Finally, a wireless network is a truly shared resource and some network applications are unsuited to them. Protocols that demand excessive bandwidth will always cause problems. Some autoconfiguration protocols have been found to be a hazard on a foreign wireless LAN where their repeated broadcasts make the network unusable for others. This has been a particular issue with laptops at conferences. If the owner does not have sufficient knowledge or rights to prevent their own machine from swamping the network then there may be no alternative but to ban them from transmitting.

central allocation of frequencies, names and services, with regular surveys at all these levels supported by policies that allow problem devices to be disconnected or shut down, are the best way to achieve good availability from a wireless LAN installation.


Even organisations that do not plan to install official networks should have policies on setting up and connecting unofficial access points as these can easily become a legal and technical security hazard.

To achieve reasonable security, a wireless LAN must be well designed and be supported by policies on encryption, authentication and configuration.
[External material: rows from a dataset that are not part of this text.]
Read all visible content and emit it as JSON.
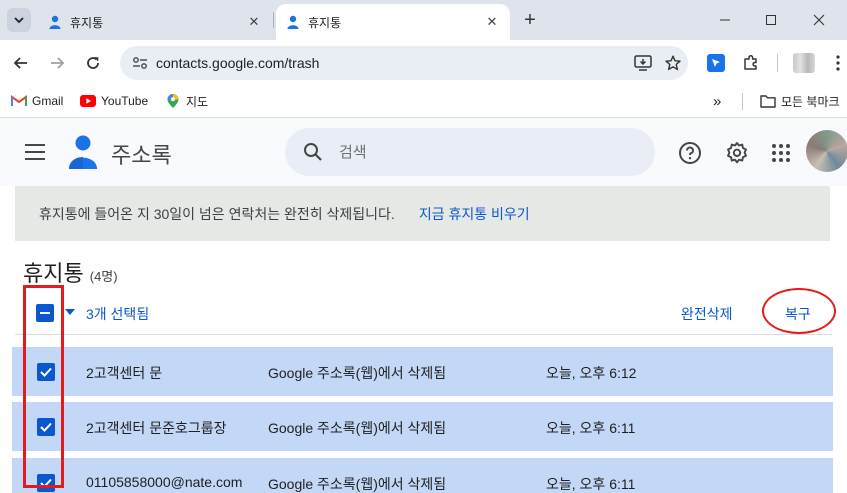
{
  "browser": {
    "tabs": [
      {
        "title": "휴지통",
        "active": false
      },
      {
        "title": "휴지통",
        "active": true
      }
    ],
    "url": "contacts.google.com/trash",
    "bookmarks": [
      {
        "label": "Gmail",
        "icon": "gmail-icon"
      },
      {
        "label": "YouTube",
        "icon": "youtube-icon"
      },
      {
        "label": "지도",
        "icon": "maps-icon"
      }
    ],
    "more_bookmarks_label": "»",
    "bookmarks_folder": "모든 북마크"
  },
  "app": {
    "title": "주소록",
    "search_placeholder": "검색"
  },
  "trash": {
    "notice": "휴지통에 들어온 지 30일이 넘은 연락처는 완전히 삭제됩니다.",
    "empty_now": "지금 휴지통 비우기",
    "heading": "휴지통",
    "count": "(4명)",
    "selected_label": "3개 선택됨",
    "delete_forever": "완전삭제",
    "restore": "복구",
    "rows": [
      {
        "name": "2고객센터 문",
        "source": "Google 주소록(웹)에서 삭제됨",
        "time": "오늘, 오후 6:12",
        "checked": true
      },
      {
        "name": "2고객센터 문준호그룹장",
        "source": "Google 주소록(웹)에서 삭제됨",
        "time": "오늘, 오후 6:11",
        "checked": true
      },
      {
        "name": "01105858000@nate.com",
        "source": "Google 주소록(웹)에서 삭제됨",
        "time": "오늘, 오후 6:11",
        "checked": true
      }
    ]
  },
  "colors": {
    "accent": "#0b57d0",
    "row_selected": "#c3d7f7",
    "annotation": "#e11c1c"
  }
}
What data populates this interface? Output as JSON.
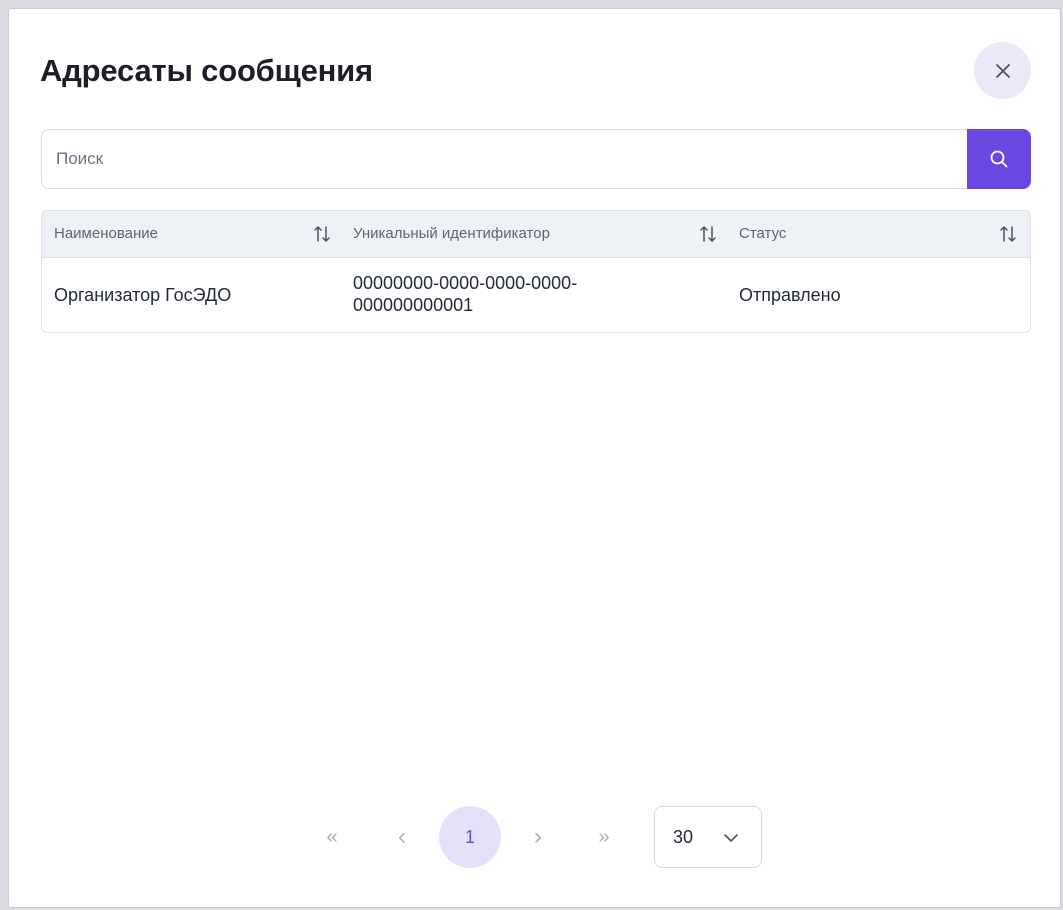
{
  "dialog": {
    "title": "Адресаты сообщения"
  },
  "search": {
    "placeholder": "Поиск",
    "value": ""
  },
  "table": {
    "columns": [
      {
        "label": "Наименование"
      },
      {
        "label": "Уникальный идентификатор"
      },
      {
        "label": "Статус"
      }
    ],
    "rows": [
      {
        "name": "Организатор ГосЭДО",
        "id_line1": "00000000-0000-0000-0000-",
        "id_line2": "000000000001",
        "status": "Отправлено"
      }
    ]
  },
  "pagination": {
    "first": "«",
    "prev": "‹",
    "current_page": "1",
    "next": "›",
    "last": "»",
    "page_size": "30"
  },
  "icons": {
    "close": "close-icon",
    "search": "search-icon",
    "sort": "sort-icon",
    "dropdown": "chevron-down-icon"
  },
  "colors": {
    "accent": "#6a47e0",
    "accent_light": "#e6e1fb",
    "header_bg": "#eef1f6",
    "text_dark": "#1c1f27",
    "text_muted": "#5d6577"
  }
}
With these precautions, a wireless network can be as secure as a wired network.


The Janet website has more general advice on wireless networks.

Symantec publish a useful article on developing a wireless network policy: part 1 and part 2

Sheffield University’s wireless policy has proved successful in building a consistent service across the campus

Drizzle has an extensive list of wireless security links

Janet has a factsheet on connecting wired and wireless networks